Post-Cleaning Procedure in Cleaning Sawdust Off Before Staining:
Once you’re done prepping, you have to open the pre-stain wood conditioner bottle and stir it using a stick. Even though this is an additional step but doing this favors the look in terms of finishing and smoothness. Start applying it in the direction of the grain. It will look like watery glue, but once it dries, it becomes transparent so let it sit nicely for a few minutes.
After this, wipe off the surface for any excess conditioner left on the wood with a clean towel, and since you have already decided which stain you are going for, now is the time you start staining. Avoid shaking the can or bottle of stain pre-application because that would build bubbles in the stain. Once these bubbles form in the liquid, they will transfer to your wood, too, thus leaving nasty-looking marks on the surface that will stay forever.
Utilizing a nice clean foam brush, apply an adequate measure of wood color to your surface. If your character has a visible amount of defined grain, you might need to use more color into the deeper grain or even apply the stain against it to get proper finishing.
Let it sit for a few minutes, and then use a clean cloth to wipe the surface off to remove the extra strain on the surface and let it dry again for a few hours. Drying the stain is that the more you let it dry, the darker it gets. After it has dried properly, go with another coat and then finish the staining with a coat of wax or polyacrylic.
After you are done with staining, let your brushes dry correctly, mainly if you use an oil-based stain.
How Often Should We Stain the Wood?
How often should we restain the wooden surfaces depending on certain factors such as the placement of your object, its exposure to sunlight, dust, and debris, and exposure to water? Another major factor depends on is how often you clean it or dust it before reapplying stains.
Manufacturers suggest giving the wood about 3-4 years before staining it again. Some think that before staining your wood again, you must let the older stain dry properly, which takes about 3-12 months; however, some suggest going for it without waiting as long as you are correctly prepping your surface each time before a new coat of stain.

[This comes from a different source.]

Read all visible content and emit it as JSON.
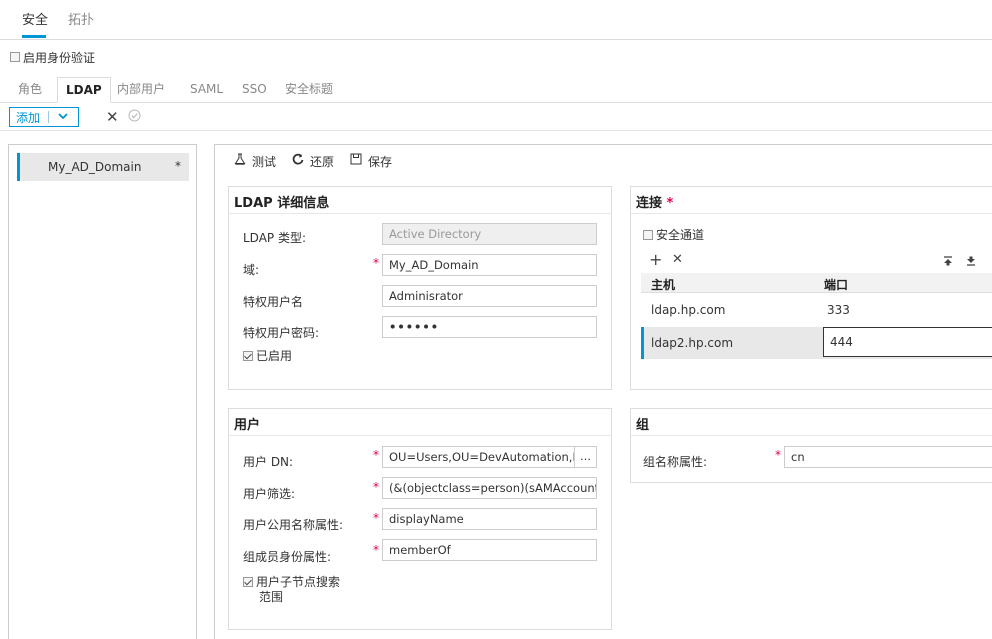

But if you choose not to stain it anyways, the color of the wood will eventually fade away, making it dull and grey.